By Kelli B. Grant
It seems like everyone and his mother has a daily deals site these days, and now Facebook does, too.
The social networking site launched beta tests today in Atlanta, Austin, Dallas, San Diego and San Francisco. Some of the first offers include a birthday party for four kids at the St. Regis Atlanta for $699 instead of $799 (13% off), and a four-hour fashion tour in San Diego for $37 instead of $75 (49% savings).
So what makes this different than, oh, any of the other 600-plus sites already offering deals? A Facebook spokeswoman says it’s because the offers — “like a really cool Ethiopian place you didn’t know was in your neighborhood, or salsa dancing lessons” — are focused on picking experiences that you might enjoy with friends, rather than the splashy 50% off discounts at local businesses that other sites offer.
If you’re already a daily-deal veteran, it’s easy to be skeptical. After all, there’s nothing to preclude you and three friends from grabbing salsa lessons — at a steeper discount – at deal-focused Groupon.com, or getting your restaurant voucher directly from Facebook partner OpenTable.com, which offers its own daily deals. Sites like LivingSocial.com and Tippr.com arguably do the social aspect one better, offering better prices and freebies the more people you know take advantage of a deal.
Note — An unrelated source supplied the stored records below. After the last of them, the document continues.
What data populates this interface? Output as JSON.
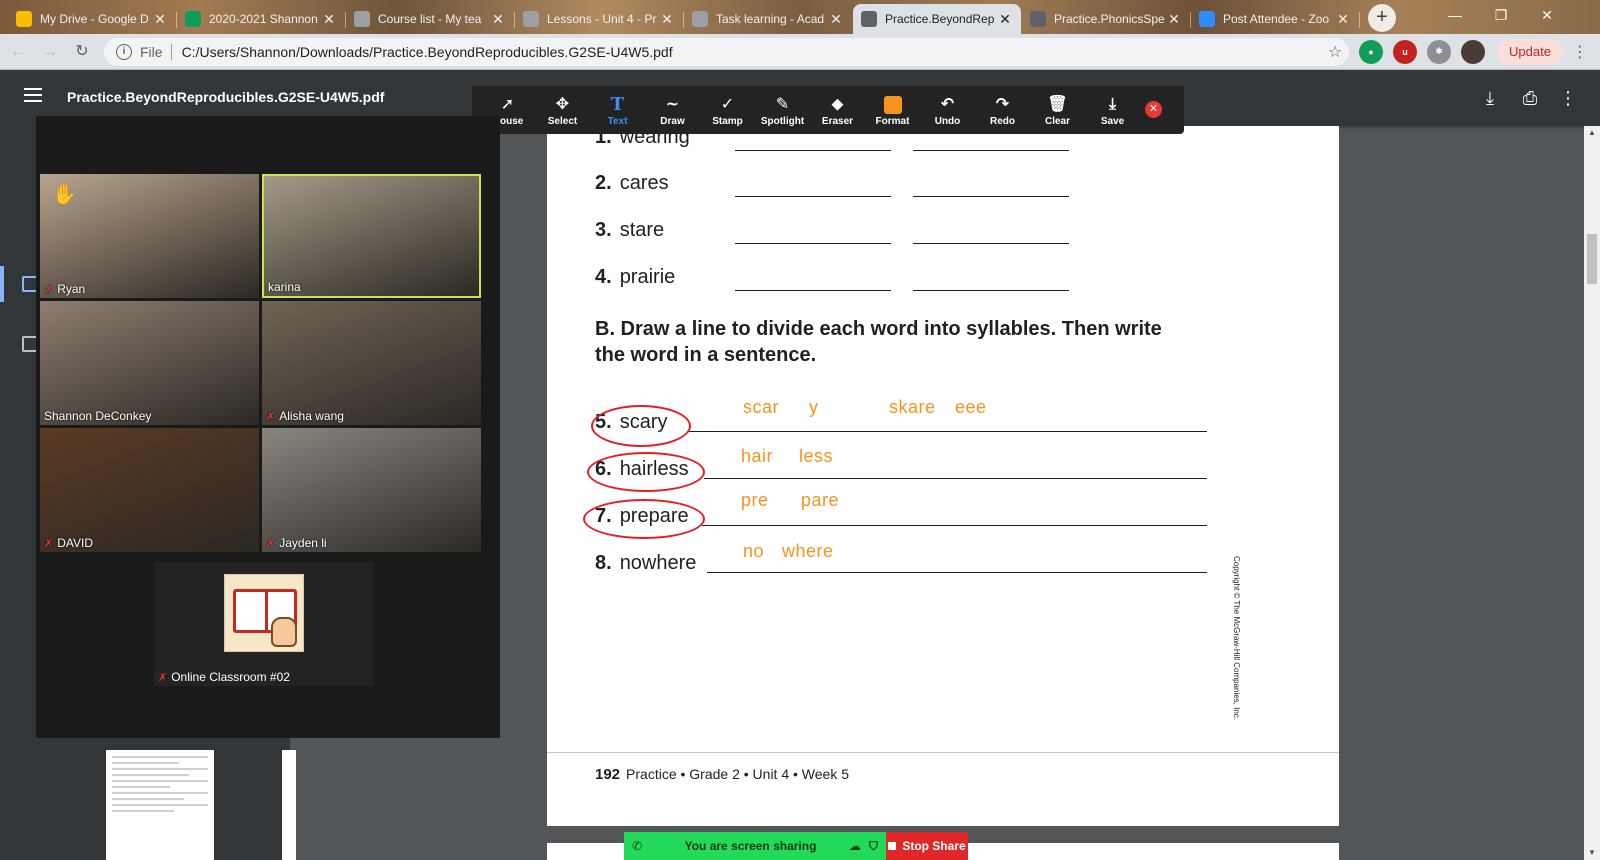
{
  "tabs": [
    {
      "title": "My Drive - Google D",
      "icon": "google-drive-icon",
      "color": "#fbbc04"
    },
    {
      "title": "2020-2021 Shannon",
      "icon": "google-sheets-icon",
      "color": "#0f9d58"
    },
    {
      "title": "Course list - My tea",
      "icon": "document-icon",
      "color": "#9aa0a6"
    },
    {
      "title": "Lessons - Unit 4 - Pr",
      "icon": "document-icon",
      "color": "#9aa0a6"
    },
    {
      "title": "Task learning - Acad",
      "icon": "document-icon",
      "color": "#9aa0a6"
    },
    {
      "title": "Practice.BeyondRep",
      "icon": "globe-icon",
      "color": "#5f6368"
    },
    {
      "title": "Practice.PhonicsSpe",
      "icon": "globe-icon",
      "color": "#5f6368"
    },
    {
      "title": "Post Attendee - Zoo",
      "icon": "zoom-icon",
      "color": "#2d8cff"
    }
  ],
  "address": {
    "scheme": "File",
    "url": "C:/Users/Shannon/Downloads/Practice.BeyondReproducibles.G2SE-U4W5.pdf",
    "update_label": "Update"
  },
  "pdf": {
    "filename": "Practice.BeyondReproducibles.G2SE-U4W5.pdf"
  },
  "annotation_tools": [
    {
      "label": "Mouse",
      "icon": "cursor-icon",
      "glyph": "➚"
    },
    {
      "label": "Select",
      "icon": "move-icon",
      "glyph": "✥"
    },
    {
      "label": "Text",
      "icon": "text-icon",
      "glyph": "T"
    },
    {
      "label": "Draw",
      "icon": "draw-icon",
      "glyph": "∼"
    },
    {
      "label": "Stamp",
      "icon": "checkmark-icon",
      "glyph": "✓"
    },
    {
      "label": "Spotlight",
      "icon": "spotlight-icon",
      "glyph": "✎"
    },
    {
      "label": "Eraser",
      "icon": "eraser-icon",
      "glyph": "⬥"
    },
    {
      "label": "Format",
      "icon": "format-icon",
      "glyph": ""
    },
    {
      "label": "Undo",
      "icon": "undo-icon",
      "glyph": "↶"
    },
    {
      "label": "Redo",
      "icon": "redo-icon",
      "glyph": "↷"
    },
    {
      "label": "Clear",
      "icon": "trash-icon",
      "glyph": "🗑"
    },
    {
      "label": "Save",
      "icon": "save-icon",
      "glyph": "⤓"
    }
  ],
  "worksheet": {
    "part_a": [
      {
        "num": "1.",
        "word": "wearing"
      },
      {
        "num": "2.",
        "word": "cares"
      },
      {
        "num": "3.",
        "word": "stare"
      },
      {
        "num": "4.",
        "word": "prairie"
      }
    ],
    "instruction": "B. Draw a line to divide each word into syllables. Then write the word in a sentence.",
    "part_b": [
      {
        "num": "5.",
        "word": "scary",
        "handwriting": [
          "scar",
          "y",
          "skare",
          "eee"
        ]
      },
      {
        "num": "6.",
        "word": "hairless",
        "handwriting": [
          "hair",
          "less"
        ]
      },
      {
        "num": "7.",
        "word": "prepare",
        "handwriting": [
          "pre",
          "pare"
        ]
      },
      {
        "num": "8.",
        "word": "nowhere",
        "handwriting": [
          "no",
          "where"
        ]
      }
    ],
    "footer_page": "192",
    "footer_text": "Practice • Grade 2 • Unit 4 • Week 5",
    "copyright": "Copyright © The McGraw-Hill Companies, Inc.",
    "handwriting_color": "#f7931e",
    "circle_color": "#e31e24"
  },
  "participants": [
    {
      "name": "Ryan",
      "muted": true,
      "hand_raised": true,
      "bg": "#b9a58e"
    },
    {
      "name": "karina",
      "muted": false,
      "hand_raised": false,
      "bg": "#a49a87",
      "active_speaker": true
    },
    {
      "name": "Shannon DeConkey",
      "muted": false,
      "hand_raised": false,
      "bg": "#8d7e70"
    },
    {
      "name": "Alisha wang",
      "muted": true,
      "hand_raised": false,
      "bg": "#6f6355"
    },
    {
      "name": "DAVID",
      "muted": true,
      "hand_raised": false,
      "bg": "#5a3a24"
    },
    {
      "name": "Jayden li",
      "muted": true,
      "hand_raised": false,
      "bg": "#8b8580"
    },
    {
      "name": "Online Classroom #02",
      "muted": true,
      "hand_raised": false
    }
  ],
  "share": {
    "status": "You are screen sharing",
    "stop_label": "Stop Share"
  }
}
A Facebook spokeswoman responded by saying the site plans to eventually offer a similar social discount that will make its deals more distinct than those of competitors, but declined to say when that might come into play.
But those of us giving a collective shrug aren’t Facebook’s target audience, says Utpal Dholaki, an associate professor of management at Rice University who studies the space. “Forget about having used them; a lot of consumers still don’t know about daily-deals sites beyond Groupon,” he says. Facebook, with its captive audience of more than 500 million active users, has the opportunity to draw in a wider range of purchasers, especially Baby Boomers who might not have stumbled across deal opportunities elsewhere on the web. (To put that into perspective, Groupon.com got nearly 22.6 million unique visitors in March, according to Compete.com)
Facebook hasn’t revealed how much of the deal purchase price it collects, but smaller discounts suggest smaller margins, Dholakia says. That could attract more interested businesses that didn’t profit from other deal sites’ business models, which can leave them with less than 25% of what you pay for a voucher.
So go ahead, add Facebook deals to the growing list of places to check for a daily deal. But with the social networking site saying that it’s not aiming to be a competitor to Groupon and Living Social, keep in mind that better prices can likely be had elsewhere.